Write out all of the lines below, exactly and completely.

====== DATA RECORDS ======

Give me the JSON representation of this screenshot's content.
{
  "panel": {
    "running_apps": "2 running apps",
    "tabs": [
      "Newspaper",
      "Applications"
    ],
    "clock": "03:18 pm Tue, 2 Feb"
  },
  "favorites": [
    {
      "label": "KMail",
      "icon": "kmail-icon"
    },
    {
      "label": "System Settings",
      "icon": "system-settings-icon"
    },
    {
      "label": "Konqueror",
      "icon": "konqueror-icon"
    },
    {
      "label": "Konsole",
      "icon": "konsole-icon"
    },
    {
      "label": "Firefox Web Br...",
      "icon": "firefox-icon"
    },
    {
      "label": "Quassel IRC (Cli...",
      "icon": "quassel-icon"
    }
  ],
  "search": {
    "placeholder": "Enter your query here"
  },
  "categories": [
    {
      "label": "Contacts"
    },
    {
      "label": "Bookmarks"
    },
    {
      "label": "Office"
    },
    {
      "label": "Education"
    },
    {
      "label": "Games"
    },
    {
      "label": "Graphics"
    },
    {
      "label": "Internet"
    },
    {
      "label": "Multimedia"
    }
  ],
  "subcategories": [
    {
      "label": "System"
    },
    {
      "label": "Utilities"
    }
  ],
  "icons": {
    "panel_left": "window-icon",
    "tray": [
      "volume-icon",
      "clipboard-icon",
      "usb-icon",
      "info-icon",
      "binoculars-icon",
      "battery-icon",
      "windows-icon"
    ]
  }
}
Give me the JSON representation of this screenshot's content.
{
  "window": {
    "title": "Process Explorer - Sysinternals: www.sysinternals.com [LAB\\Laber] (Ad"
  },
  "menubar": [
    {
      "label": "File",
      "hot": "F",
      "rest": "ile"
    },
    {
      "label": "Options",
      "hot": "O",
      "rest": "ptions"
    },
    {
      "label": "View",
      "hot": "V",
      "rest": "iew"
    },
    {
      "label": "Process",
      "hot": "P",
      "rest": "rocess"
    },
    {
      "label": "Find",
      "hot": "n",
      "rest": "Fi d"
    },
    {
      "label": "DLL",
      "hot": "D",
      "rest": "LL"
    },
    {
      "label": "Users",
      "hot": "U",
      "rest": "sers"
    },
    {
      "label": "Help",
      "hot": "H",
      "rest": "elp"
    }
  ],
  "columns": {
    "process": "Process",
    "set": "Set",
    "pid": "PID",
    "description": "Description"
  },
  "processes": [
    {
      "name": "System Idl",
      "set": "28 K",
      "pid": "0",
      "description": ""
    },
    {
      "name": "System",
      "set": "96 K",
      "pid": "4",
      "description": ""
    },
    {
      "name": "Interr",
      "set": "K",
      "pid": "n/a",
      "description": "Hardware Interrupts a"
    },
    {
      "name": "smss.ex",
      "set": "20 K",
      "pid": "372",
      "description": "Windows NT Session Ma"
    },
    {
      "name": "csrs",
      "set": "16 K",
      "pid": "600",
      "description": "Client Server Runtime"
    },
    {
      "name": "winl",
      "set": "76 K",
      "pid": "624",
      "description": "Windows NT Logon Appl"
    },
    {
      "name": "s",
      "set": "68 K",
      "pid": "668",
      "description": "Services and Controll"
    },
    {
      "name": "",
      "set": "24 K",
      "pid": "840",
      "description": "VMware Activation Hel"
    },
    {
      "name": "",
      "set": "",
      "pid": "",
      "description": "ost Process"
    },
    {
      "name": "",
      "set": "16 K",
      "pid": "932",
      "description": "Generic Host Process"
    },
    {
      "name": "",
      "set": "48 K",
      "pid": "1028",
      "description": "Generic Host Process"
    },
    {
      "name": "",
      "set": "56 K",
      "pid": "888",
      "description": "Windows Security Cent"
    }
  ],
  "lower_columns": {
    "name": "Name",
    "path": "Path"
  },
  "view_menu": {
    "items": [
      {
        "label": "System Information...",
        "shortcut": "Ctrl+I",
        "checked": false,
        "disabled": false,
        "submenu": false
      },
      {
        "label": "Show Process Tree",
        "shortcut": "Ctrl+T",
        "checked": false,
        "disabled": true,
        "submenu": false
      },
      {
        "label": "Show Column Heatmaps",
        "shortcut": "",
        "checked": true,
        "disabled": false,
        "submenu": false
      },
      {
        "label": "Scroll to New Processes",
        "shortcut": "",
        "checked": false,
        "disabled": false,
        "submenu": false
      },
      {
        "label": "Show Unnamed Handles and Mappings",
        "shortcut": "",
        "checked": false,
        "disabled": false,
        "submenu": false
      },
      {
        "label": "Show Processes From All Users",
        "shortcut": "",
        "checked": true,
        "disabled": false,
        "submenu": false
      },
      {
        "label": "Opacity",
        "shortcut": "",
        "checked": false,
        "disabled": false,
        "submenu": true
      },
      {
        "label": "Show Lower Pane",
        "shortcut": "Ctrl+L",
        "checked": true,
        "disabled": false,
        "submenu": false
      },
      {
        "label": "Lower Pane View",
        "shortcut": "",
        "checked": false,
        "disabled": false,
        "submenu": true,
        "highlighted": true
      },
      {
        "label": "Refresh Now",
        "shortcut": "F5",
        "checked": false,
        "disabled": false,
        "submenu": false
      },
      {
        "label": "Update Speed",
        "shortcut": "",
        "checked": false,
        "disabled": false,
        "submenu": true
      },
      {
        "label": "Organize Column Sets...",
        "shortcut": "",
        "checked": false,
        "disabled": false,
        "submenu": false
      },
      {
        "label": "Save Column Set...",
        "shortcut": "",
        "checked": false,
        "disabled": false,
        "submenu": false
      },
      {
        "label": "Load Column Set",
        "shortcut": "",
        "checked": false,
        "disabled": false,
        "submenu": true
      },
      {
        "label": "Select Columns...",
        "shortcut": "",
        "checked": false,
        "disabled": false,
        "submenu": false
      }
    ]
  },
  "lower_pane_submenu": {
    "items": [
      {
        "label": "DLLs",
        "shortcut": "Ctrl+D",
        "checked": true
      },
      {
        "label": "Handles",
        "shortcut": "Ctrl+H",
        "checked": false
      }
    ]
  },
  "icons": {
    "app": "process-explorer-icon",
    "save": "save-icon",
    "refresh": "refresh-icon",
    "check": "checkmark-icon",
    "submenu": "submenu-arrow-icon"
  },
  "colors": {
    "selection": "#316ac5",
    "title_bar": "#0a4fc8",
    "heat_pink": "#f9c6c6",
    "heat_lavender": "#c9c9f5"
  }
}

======

## TASK RESULT
Give me the JSON representation of this screenshot's content.
{
  "panel": {
    "running_apps": "2 running apps",
    "tabs": [
      "Newspaper",
      "Applications"
    ],
    "clock": "03:18 pm Tue, 2 Feb"
  },
  "favorites": [
    {
      "label": "KMail",
      "icon": "kmail-icon"
    },
    {
      "label": "System Settings",
      "icon": "system-settings-icon"
    },
    {
      "label": "Konqueror",
      "icon": "konqueror-icon"
    },
    {
      "label": "Konsole",
      "icon": "konsole-icon"
    },
    {
      "label": "Firefox Web Br...",
      "icon": "firefox-icon"
    },
    {
      "label": "Quassel IRC (Cli...",
      "icon": "quassel-icon"
    }
  ],
  "search": {
    "placeholder": "Enter your query here"
  },
  "categories": [
    {
      "label": "Contacts"
    },
    {
      "label": "Bookmarks"
    },
    {
      "label": "Office"
    },
    {
      "label": "Education"
    },
    {
      "label": "Games"
    },
    {
      "label": "Graphics"
    },
    {
      "label": "Internet"
    },
    {
      "label": "Multimedia"
    }
  ],
  "subcategories": [
    {
      "label": "System"
    },
    {
      "label": "Utilities"
    }
  ],
  "icons": {
    "panel_left": "window-icon",
    "tray": [
      "volume-icon",
      "clipboard-icon",
      "usb-icon",
      "info-icon",
      "binoculars-icon",
      "battery-icon",
      "windows-icon"
    ]
  }
}
Give me the JSON representation of this screenshot's content.
{
  "window": {
    "title": "Process Explorer - Sysinternals: www.sysinternals.com [LAB\\Laber] (Ad"
  },
  "menubar": [
    {
      "label": "File",
      "hot": "F",
      "rest": "ile"
    },
    {
      "label": "Options",
      "hot": "O",
      "rest": "ptions"
    },
    {
      "label": "View",
      "hot": "V",
      "rest": "iew"
    },
    {
      "label": "Process",
      "hot": "P",
      "rest": "rocess"
    },
    {
      "label": "Find",
      "hot": "n",
      "rest": "Fi d"
    },
    {
      "label": "DLL",
      "hot": "D",
      "rest": "LL"
    },
    {
      "label": "Users",
      "hot": "U",
      "rest": "sers"
    },
    {
      "label": "Help",
      "hot": "H",
      "rest": "elp"
    }
  ],
  "columns": {
    "process": "Process",
    "set": "Set",
    "pid": "PID",
    "description": "Description"
  },
  "processes": [
    {
      "name": "System Idl",
      "set": "28 K",
      "pid": "0",
      "description": ""
    },
    {
      "name": "System",
      "set": "96 K",
      "pid": "4",
      "description": ""
    },
    {
      "name": "Interr",
      "set": "K",
      "pid": "n/a",
      "description": "Hardware Interrupts a"
    },
    {
      "name": "smss.ex",
      "set": "20 K",
      "pid": "372",
      "description": "Windows NT Session Ma"
    },
    {
      "name": "csrs",
      "set": "16 K",
      "pid": "600",
      "description": "Client Server Runtime"
    },
    {
      "name": "winl",
      "set": "76 K",
      "pid": "624",
      "description": "Windows NT Logon Appl"
    },
    {
      "name": "s",
      "set": "68 K",
      "pid": "668",
      "description": "Services and Controll"
    },
    {
      "name": "",
      "set": "24 K",
      "pid": "840",
      "description": "VMware Activation Hel"
    },
    {
      "name": "",
      "set": "",
      "pid": "",
      "description": "ost Process"
    },
    {
      "name": "",
      "set": "16 K",
      "pid": "932",
      "description": "Generic Host Process"
    },
    {
      "name": "",
      "set": "48 K",
      "pid": "1028",
      "description": "Generic Host Process"
    },
    {
      "name": "",
      "set": "56 K",
      "pid": "888",
      "description": "Windows Security Cent"
    }
  ],
  "lower_columns": {
    "name": "Name",
    "path": "Path"
  },
  "view_menu": {
    "items": [
      {
        "label": "System Information...",
        "shortcut": "Ctrl+I",
        "checked": false,
        "disabled": false,
        "submenu": false
      },
      {
        "label": "Show Process Tree",
        "shortcut": "Ctrl+T",
        "checked": false,
        "disabled": true,
        "submenu": false
      },
      {
        "label": "Show Column Heatmaps",
        "shortcut": "",
        "checked": true,
        "disabled": false,
        "submenu": false
      },
      {
        "label": "Scroll to New Processes",
        "shortcut": "",
        "checked": false,
        "disabled": false,
        "submenu": false
      },
      {
        "label": "Show Unnamed Handles and Mappings",
        "shortcut": "",
        "checked": false,
        "disabled": false,
        "submenu": false
      },
      {
        "label": "Show Processes From All Users",
        "shortcut": "",
        "checked": true,
        "disabled": false,
        "submenu": false
      },
      {
        "label": "Opacity",
        "shortcut": "",
        "checked": false,
        "disabled": false,
        "submenu": true
      },
      {
        "label": "Show Lower Pane",
        "shortcut": "Ctrl+L",
        "checked": true,
        "disabled": false,
        "submenu": false
      },
      {
        "label": "Lower Pane View",
        "shortcut": "",
        "checked": false,
        "disabled": false,
        "submenu": true,
        "highlighted": true
      },
      {
        "label": "Refresh Now",
        "shortcut": "F5",
        "checked": false,
        "disabled": false,
        "submenu": false
      },
      {
        "label": "Update Speed",
        "shortcut": "",
        "checked": false,
        "disabled": false,
        "submenu": true
      },
      {
        "label": "Organize Column Sets...",
        "shortcut": "",
        "checked": false,
        "disabled": false,
        "submenu": false
      },
      {
        "label": "Save Column Set...",
        "shortcut": "",
        "checked": false,
        "disabled": false,
        "submenu": false
      },
      {
        "label": "Load Column Set",
        "shortcut": "",
        "checked": false,
        "disabled": false,
        "submenu": true
      },
      {
        "label": "Select Columns...",
        "shortcut": "",
        "checked": false,
        "disabled": false,
        "submenu": false
      }
    ]
  },
  "lower_pane_submenu": {
    "items": [
      {
        "label": "DLLs",
        "shortcut": "Ctrl+D",
        "checked": true
      },
      {
        "label": "Handles",
        "shortcut": "Ctrl+H",
        "checked": false
      }
    ]
  },
  "icons": {
    "app": "process-explorer-icon",
    "save": "save-icon",
    "refresh": "refresh-icon",
    "check": "checkmark-icon",
    "submenu": "submenu-arrow-icon"
  },
  "colors": {
    "selection": "#316ac5",
    "title_bar": "#0a4fc8",
    "heat_pink": "#f9c6c6",
    "heat_lavender": "#c9c9f5"
  }
}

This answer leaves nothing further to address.